*** Block opens ***
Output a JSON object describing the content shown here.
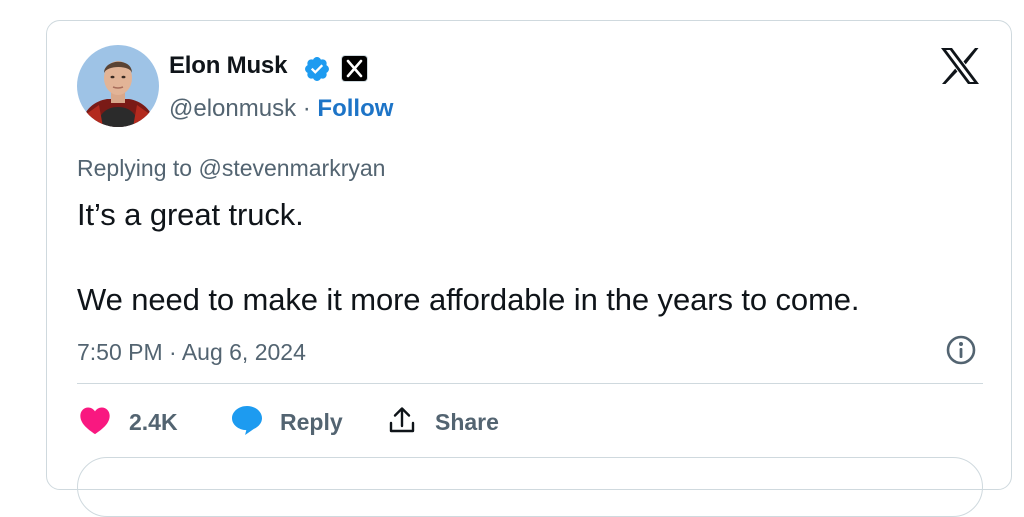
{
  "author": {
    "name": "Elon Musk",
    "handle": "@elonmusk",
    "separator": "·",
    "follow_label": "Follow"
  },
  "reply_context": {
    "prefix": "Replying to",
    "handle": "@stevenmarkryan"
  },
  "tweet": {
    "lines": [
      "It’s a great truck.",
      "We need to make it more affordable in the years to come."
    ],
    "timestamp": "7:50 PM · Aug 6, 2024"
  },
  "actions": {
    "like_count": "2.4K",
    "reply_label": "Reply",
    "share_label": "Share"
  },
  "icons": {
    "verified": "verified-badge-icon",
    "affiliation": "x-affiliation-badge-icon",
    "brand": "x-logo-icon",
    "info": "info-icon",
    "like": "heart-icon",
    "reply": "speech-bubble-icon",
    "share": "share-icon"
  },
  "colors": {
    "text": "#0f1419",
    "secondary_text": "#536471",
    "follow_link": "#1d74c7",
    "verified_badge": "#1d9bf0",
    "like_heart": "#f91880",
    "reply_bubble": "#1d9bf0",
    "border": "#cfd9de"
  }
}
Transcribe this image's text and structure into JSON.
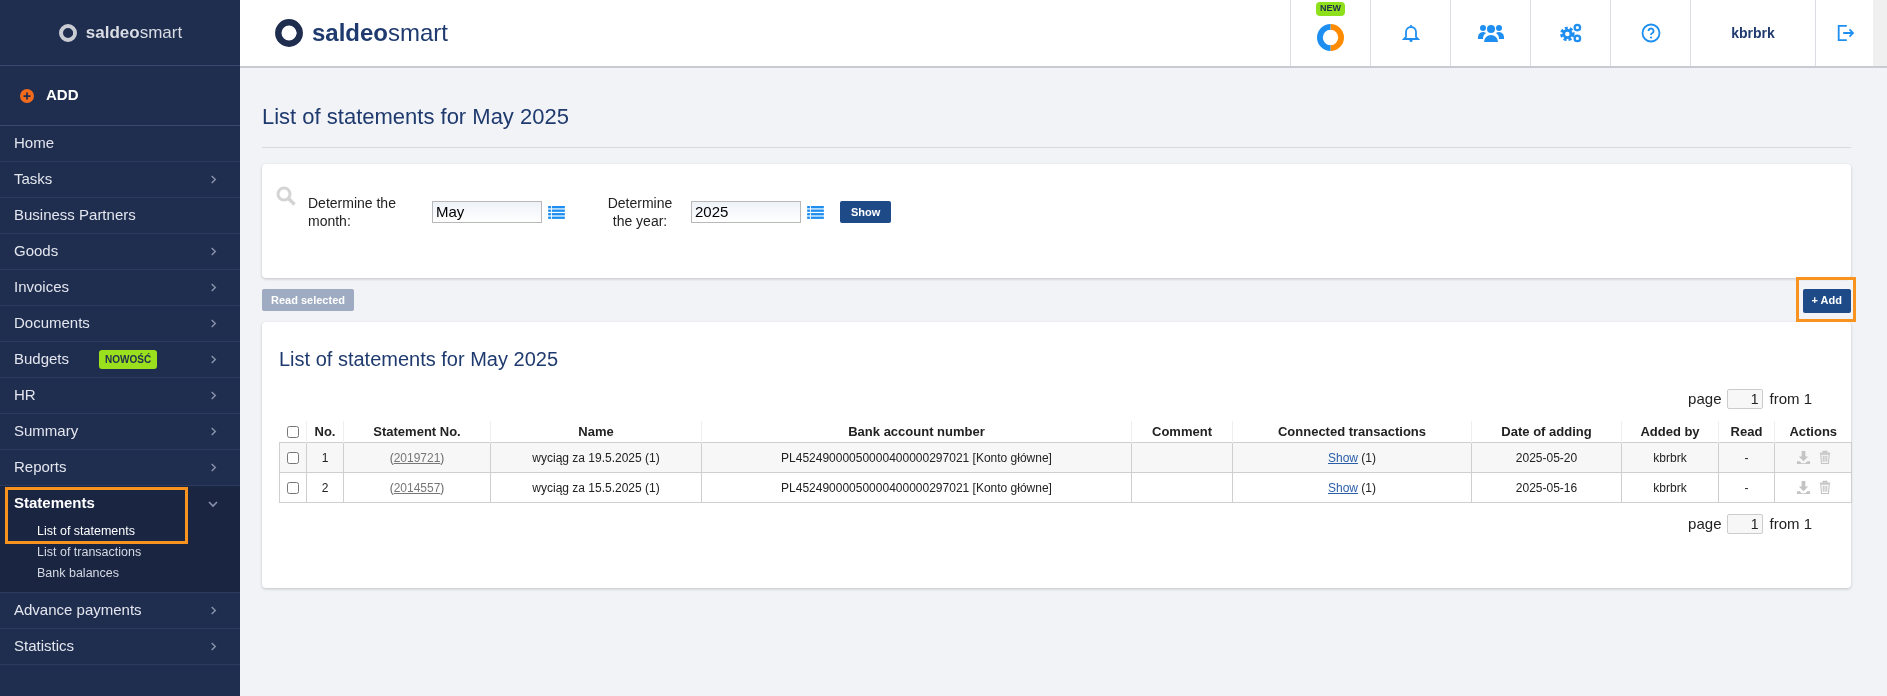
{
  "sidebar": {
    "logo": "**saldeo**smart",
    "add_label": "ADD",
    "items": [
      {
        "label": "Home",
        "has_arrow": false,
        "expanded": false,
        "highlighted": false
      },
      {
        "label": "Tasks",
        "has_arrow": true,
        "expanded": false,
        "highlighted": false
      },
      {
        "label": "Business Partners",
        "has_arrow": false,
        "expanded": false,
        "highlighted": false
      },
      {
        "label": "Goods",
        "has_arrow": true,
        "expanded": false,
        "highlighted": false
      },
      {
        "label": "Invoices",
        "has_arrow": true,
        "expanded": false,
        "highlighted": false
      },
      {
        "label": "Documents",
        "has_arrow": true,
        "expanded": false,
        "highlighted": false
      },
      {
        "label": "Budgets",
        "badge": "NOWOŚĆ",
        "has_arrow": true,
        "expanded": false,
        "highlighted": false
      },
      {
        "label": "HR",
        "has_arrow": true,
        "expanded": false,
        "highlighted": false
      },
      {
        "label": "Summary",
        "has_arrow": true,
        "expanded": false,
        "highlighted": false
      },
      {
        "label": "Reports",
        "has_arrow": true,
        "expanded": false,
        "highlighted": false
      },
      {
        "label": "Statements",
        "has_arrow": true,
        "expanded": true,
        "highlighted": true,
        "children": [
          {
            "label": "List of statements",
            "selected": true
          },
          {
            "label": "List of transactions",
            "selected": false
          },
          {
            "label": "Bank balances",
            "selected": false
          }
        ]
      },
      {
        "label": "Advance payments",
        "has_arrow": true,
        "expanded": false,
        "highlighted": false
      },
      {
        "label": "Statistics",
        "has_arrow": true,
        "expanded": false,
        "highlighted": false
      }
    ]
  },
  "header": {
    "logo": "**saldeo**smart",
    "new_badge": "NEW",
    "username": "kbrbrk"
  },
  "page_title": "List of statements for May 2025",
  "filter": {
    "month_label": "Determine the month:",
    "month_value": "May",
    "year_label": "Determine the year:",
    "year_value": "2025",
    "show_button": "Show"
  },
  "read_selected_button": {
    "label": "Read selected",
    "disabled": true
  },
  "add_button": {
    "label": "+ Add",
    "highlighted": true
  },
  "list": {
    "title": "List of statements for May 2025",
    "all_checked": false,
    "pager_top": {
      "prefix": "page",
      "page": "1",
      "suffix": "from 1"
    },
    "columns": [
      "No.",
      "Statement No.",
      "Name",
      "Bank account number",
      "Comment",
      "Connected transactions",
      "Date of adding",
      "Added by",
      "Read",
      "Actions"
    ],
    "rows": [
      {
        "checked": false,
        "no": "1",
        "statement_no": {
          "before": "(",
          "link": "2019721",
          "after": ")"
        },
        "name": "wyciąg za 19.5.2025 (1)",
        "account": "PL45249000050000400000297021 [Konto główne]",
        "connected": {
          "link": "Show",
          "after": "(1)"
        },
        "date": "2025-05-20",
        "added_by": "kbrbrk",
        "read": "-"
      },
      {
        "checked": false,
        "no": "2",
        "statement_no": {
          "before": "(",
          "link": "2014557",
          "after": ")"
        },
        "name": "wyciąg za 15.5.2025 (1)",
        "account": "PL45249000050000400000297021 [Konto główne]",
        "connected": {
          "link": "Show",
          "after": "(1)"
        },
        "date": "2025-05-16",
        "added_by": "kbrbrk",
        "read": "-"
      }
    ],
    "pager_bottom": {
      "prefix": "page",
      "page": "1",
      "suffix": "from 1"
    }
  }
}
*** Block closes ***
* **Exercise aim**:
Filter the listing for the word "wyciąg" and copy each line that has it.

* **Exercise answer**:
        "name": "wyciąg za 19.5.2025 (1)",
        "name": "wyciąg za 15.5.2025 (1)",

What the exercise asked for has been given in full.